Goal of the exercise
Copy each line of the data below with the word "kind".

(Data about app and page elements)
===============
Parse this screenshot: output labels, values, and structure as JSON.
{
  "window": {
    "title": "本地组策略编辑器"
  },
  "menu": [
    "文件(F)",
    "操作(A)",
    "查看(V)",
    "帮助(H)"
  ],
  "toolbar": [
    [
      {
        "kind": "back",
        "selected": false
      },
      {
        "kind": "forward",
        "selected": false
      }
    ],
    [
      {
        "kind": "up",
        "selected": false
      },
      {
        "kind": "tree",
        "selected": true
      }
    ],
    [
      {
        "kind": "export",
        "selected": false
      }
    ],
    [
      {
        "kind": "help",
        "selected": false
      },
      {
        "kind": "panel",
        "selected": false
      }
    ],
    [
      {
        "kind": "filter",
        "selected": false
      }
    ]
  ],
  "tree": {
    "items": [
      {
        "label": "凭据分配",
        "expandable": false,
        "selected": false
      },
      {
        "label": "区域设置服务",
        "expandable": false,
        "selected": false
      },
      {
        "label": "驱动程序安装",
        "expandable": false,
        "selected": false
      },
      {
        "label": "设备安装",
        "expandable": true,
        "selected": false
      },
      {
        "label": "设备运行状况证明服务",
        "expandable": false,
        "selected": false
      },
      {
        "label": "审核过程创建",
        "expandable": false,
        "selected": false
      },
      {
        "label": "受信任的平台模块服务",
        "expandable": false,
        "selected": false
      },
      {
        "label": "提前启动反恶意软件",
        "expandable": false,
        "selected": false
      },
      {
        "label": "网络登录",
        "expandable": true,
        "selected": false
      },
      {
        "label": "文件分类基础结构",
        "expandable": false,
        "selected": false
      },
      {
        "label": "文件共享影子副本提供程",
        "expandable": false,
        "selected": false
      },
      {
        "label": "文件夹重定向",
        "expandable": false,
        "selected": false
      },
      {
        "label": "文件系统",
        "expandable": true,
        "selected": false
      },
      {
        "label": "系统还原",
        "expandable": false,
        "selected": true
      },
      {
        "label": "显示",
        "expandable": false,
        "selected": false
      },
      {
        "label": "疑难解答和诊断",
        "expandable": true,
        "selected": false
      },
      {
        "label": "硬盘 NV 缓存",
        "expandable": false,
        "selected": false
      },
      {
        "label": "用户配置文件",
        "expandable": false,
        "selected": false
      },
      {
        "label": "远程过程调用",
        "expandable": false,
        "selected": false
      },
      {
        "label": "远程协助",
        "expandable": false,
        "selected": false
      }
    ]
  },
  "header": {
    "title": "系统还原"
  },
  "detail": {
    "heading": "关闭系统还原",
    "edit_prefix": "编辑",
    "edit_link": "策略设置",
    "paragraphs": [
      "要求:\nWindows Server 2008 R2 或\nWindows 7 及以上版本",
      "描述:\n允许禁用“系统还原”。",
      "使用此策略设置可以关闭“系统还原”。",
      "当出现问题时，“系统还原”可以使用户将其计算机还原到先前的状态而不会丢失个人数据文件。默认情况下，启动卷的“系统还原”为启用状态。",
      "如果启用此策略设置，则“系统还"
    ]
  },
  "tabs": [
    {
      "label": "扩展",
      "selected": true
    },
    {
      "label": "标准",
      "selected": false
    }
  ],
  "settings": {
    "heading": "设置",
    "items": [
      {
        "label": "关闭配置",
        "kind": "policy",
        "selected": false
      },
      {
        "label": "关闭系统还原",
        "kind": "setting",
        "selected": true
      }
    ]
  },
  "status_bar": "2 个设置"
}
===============
Output for this task
        "kind": "back",
        "kind": "forward",
        "kind": "up",
        "kind": "tree",
        "kind": "export",
        "kind": "help",
        "kind": "panel",
        "kind": "filter",
        "kind": "policy",
        "kind": "setting",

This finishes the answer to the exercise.